Thank you, Tiger, for your love, and your devotion,  just being there during the hard times. The worst times of my life were spent with you at my side, never judging me. I couldn’t say your name without crying for a year after you were gone. I remember you now and think of one word. Love.

 

 

Tiger prior to 5-1983

In her younger days

 

 

A Tribute to Dazzle

 

 

I woke up today to find Dazzle had passed away in her sleep. She was a good dog from start to finish. At the end, she spared me the slow deterioration that many pet owners have to bear, only to have to make the decision to euthanize in order to spare their pet’s suffering. At the beginning, she was an easy puppy, easy to house train, a joy to socialize and quick to learn new skills. I couldn’t have asked for a better dog.  Indeed, Champion Hemlock’s Diamond Dazzler CDX RN WC was simply the best anyone could ask for.

I picked Dazzle out of a litter with five yellow girls. She was the granddaughter of my first show dog, Ruby. A darling puppy, she was always happy as well as mellow. She possessed a trait that is very difficult to come by in a competition dog. She was laid back and easy to live with, loved a good belly rub, but ask her to work and a switch turned on and she was ready to go in obedience or the field. She was an extraordinary jumper and loved it, doing multiple hurdles with ease. She loved to train.

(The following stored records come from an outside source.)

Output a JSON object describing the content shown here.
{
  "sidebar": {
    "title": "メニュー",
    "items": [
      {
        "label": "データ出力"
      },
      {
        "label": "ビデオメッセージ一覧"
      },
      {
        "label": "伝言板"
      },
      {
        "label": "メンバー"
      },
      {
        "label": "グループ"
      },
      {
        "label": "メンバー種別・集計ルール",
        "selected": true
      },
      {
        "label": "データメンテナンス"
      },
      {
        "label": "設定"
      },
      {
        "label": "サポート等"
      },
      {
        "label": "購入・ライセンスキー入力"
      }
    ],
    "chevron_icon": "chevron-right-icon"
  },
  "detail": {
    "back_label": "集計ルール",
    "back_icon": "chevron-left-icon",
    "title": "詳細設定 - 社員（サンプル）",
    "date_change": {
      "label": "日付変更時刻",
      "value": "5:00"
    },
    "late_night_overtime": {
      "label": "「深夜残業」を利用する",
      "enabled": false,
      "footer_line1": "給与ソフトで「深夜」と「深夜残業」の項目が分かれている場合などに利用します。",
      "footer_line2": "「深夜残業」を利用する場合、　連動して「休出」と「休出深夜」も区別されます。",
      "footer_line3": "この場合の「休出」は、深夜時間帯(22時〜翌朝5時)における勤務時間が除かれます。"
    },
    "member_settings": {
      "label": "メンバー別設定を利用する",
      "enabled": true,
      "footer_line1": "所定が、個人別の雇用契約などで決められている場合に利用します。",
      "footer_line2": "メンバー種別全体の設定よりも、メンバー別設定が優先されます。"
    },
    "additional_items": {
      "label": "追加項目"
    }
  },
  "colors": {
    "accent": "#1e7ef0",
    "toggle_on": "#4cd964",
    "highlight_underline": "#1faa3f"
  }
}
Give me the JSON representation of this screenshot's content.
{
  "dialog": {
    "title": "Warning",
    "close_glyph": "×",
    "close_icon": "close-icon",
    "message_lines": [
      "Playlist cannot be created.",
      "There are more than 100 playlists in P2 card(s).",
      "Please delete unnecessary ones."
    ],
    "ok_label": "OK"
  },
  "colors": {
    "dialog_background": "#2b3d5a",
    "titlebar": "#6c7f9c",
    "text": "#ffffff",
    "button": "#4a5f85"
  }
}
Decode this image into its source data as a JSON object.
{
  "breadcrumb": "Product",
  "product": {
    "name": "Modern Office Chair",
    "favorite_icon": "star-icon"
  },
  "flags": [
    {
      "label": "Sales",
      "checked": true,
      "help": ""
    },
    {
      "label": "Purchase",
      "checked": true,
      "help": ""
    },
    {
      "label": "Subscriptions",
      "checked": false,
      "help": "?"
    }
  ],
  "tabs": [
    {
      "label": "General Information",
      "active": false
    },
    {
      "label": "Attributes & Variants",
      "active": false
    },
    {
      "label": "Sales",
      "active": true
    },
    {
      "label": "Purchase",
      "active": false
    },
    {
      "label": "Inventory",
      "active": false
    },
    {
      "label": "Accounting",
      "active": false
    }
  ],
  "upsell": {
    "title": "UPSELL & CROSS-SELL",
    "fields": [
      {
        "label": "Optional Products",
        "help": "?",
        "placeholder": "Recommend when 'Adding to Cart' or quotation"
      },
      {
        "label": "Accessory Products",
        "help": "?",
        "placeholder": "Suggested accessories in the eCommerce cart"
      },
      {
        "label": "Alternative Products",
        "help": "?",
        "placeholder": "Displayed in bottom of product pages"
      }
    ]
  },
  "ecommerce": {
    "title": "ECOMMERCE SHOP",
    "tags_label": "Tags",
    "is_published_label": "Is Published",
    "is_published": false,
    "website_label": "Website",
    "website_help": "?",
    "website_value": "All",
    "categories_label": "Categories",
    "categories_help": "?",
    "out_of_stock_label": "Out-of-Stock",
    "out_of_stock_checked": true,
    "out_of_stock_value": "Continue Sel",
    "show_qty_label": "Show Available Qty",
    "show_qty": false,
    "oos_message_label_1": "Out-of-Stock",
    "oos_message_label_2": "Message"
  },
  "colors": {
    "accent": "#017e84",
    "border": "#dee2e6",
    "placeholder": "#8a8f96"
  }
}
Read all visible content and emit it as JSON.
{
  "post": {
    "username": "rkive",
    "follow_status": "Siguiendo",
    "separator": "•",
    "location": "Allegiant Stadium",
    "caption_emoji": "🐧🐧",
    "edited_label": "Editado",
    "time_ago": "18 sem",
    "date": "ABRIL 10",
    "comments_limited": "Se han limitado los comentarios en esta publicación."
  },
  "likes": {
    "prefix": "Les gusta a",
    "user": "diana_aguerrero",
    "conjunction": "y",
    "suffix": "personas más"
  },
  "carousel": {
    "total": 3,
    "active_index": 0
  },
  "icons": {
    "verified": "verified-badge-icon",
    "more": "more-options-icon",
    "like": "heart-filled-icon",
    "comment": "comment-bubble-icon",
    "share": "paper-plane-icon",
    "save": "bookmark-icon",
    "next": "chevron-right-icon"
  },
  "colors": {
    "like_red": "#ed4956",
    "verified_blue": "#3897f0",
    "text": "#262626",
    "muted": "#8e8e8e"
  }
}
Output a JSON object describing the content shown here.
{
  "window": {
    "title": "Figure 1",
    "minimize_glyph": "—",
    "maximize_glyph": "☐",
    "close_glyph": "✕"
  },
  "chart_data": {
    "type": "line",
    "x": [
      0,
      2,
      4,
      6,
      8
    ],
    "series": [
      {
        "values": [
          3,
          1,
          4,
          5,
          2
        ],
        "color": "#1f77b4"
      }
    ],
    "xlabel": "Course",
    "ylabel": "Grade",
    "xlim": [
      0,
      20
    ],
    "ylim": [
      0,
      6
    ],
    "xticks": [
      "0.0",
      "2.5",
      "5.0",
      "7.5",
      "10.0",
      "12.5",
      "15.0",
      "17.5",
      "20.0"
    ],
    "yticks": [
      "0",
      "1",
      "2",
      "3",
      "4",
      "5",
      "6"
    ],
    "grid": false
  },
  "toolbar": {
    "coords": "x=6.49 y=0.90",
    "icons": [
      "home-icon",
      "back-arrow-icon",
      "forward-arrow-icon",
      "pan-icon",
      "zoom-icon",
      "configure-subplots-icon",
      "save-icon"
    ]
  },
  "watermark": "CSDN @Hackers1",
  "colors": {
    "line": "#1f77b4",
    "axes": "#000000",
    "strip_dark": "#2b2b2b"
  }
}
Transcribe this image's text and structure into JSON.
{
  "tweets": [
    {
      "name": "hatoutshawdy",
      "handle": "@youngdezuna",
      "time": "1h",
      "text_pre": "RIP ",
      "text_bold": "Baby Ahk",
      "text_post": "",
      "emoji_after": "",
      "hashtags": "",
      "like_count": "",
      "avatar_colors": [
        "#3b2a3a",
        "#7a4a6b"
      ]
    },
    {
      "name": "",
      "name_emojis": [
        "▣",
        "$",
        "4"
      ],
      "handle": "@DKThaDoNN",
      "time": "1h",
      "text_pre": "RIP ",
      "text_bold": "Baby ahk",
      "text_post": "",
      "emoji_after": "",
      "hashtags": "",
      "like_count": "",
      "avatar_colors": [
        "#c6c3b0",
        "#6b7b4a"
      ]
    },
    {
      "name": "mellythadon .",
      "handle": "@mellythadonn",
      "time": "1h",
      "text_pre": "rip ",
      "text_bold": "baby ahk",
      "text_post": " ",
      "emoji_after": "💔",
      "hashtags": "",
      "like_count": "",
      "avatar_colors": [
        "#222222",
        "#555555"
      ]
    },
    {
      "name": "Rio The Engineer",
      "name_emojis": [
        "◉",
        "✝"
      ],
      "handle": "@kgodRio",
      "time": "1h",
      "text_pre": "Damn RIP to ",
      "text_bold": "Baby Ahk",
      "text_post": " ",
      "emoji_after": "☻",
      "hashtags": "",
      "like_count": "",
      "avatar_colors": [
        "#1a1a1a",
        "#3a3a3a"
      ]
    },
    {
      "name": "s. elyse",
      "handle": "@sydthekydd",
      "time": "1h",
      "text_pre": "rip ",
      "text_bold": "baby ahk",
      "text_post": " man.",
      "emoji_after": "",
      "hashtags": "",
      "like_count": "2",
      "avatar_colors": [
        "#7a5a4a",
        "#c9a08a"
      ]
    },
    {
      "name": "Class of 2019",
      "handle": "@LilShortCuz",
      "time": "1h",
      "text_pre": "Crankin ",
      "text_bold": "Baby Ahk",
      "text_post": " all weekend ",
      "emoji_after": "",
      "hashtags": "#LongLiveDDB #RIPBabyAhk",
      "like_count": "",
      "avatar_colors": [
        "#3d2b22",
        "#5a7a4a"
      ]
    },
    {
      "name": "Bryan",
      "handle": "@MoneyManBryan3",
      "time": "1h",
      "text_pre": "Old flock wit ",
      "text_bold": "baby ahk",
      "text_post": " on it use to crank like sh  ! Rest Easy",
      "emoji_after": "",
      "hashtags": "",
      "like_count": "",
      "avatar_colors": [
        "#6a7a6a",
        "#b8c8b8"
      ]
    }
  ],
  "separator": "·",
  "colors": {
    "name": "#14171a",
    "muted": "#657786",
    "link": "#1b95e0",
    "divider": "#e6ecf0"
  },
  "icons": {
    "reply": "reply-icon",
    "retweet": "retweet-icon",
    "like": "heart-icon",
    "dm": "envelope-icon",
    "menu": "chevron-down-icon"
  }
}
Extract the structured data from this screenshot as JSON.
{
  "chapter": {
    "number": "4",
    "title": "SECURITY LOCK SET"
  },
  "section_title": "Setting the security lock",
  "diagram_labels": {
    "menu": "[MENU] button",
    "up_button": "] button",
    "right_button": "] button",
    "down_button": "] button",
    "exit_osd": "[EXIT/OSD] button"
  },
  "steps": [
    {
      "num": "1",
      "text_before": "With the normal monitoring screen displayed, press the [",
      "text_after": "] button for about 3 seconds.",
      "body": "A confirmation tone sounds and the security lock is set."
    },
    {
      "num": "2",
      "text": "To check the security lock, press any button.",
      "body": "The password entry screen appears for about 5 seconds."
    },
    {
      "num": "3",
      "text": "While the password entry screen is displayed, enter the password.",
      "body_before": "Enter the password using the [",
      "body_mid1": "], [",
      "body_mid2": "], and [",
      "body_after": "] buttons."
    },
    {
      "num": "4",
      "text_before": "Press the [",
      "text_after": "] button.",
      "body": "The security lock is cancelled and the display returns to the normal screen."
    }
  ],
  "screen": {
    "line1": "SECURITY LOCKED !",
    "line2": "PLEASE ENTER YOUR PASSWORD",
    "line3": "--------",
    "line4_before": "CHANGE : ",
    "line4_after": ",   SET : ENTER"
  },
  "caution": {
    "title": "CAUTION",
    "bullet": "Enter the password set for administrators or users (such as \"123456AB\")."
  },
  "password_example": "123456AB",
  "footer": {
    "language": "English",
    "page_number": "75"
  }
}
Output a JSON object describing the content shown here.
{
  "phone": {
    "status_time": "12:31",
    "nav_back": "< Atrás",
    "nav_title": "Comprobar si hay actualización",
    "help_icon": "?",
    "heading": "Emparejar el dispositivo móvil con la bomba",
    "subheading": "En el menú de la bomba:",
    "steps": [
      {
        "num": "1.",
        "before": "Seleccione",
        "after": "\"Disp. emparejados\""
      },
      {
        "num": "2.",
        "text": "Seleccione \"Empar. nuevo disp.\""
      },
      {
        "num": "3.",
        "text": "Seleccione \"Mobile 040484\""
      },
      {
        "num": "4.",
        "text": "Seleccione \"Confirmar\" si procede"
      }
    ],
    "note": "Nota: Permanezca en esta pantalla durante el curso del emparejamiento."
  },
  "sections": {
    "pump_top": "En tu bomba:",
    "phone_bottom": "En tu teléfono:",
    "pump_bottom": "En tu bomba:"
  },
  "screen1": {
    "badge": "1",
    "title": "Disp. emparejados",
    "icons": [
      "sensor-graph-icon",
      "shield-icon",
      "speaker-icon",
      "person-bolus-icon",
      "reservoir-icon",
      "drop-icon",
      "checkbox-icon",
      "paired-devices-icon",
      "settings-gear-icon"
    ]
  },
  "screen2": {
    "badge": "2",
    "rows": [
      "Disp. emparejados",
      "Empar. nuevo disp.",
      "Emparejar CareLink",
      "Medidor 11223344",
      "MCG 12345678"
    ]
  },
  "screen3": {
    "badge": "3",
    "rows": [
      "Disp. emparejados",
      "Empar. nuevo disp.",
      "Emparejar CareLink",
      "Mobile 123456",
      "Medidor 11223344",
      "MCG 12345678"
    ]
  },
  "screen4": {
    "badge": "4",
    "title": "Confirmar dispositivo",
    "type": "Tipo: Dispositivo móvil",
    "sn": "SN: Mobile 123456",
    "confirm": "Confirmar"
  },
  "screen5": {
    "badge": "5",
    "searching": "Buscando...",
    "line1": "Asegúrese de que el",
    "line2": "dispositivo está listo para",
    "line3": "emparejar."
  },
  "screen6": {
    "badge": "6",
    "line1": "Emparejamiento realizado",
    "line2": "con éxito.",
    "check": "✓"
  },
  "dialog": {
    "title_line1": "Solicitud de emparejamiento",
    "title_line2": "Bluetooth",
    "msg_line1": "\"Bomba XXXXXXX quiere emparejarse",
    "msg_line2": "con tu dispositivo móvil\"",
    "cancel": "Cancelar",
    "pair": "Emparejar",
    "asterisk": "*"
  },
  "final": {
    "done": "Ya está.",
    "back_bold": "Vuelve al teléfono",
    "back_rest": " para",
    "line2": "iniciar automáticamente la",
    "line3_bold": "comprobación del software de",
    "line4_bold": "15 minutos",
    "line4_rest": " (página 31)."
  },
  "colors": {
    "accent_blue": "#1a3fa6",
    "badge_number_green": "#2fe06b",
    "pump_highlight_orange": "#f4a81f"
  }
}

Dazzle was known to all as the dog with the tremendous appetite. No food was safe around her. While staying at a friend’s house one time, she broke in to the pantry and ate a bag of Splenda. Another time she stole a can of tomatoes packed with hot chilies and sucked it dry. The most memorable event was when she stole the birthday cake a friend had given me, chocolate cake with peanut butter icing. She had a show one day, won the points toward her championship , came home and stole the cake overnight ( whole thing) and greeted me in the am with a belly like a barrel, asking for breakfast. I took her to a show that day, huge belly and all. The judge congratulated me on the upcoming litter. Of course, I didn’t tell him the truth. A friend outside the ring commented it was a litter of cupcakes! The amazing thing about Dazzle’s culinary escapades was that she NEVER got sick!

Dazzle was a healthy dog her entire life. My dogs generally are. I tend to take it for granted. She whelped three litters with no problem  after she completed her championship at the age of five. The first litter consisted of one stillborn puppy. Her hormones were raging and since she had no live puppies to take care of, she chose a small latex pink pig to mother, carrying it with her and caring for it for ten days. When she did have a litter of healthy puppies, she was a wonderful mother. I always thought she loved the process as she could eat so much more as a mom!

After Dazzle retired from the show ring and motherhood, she starred in a commercial. At 11 years old, she was a trooper, being filmed walking up a hill for what seemed like 500 times on

a scorching hot day. She liked the lunch break, when the crew and actors got their catered lunches and would rest them on the ground while gabbing. One of the two things Dazzle always wanted in life was to be really fat. She never was allowed that luxury.

The other thing Dazzle never got in life that she wanted  was to be an only dog. Dazzle got along well with all dogs, but never seemed to be devoted to her house buddies. Her favorite dog game was chase, as she was a fast dog, but she never liked the wrestle games. She was a great friend to the cats, who cuddled with her and used her as a kneading pillow. A gentle dog, a sweet dog , a good dog. Thank you, Dazzle.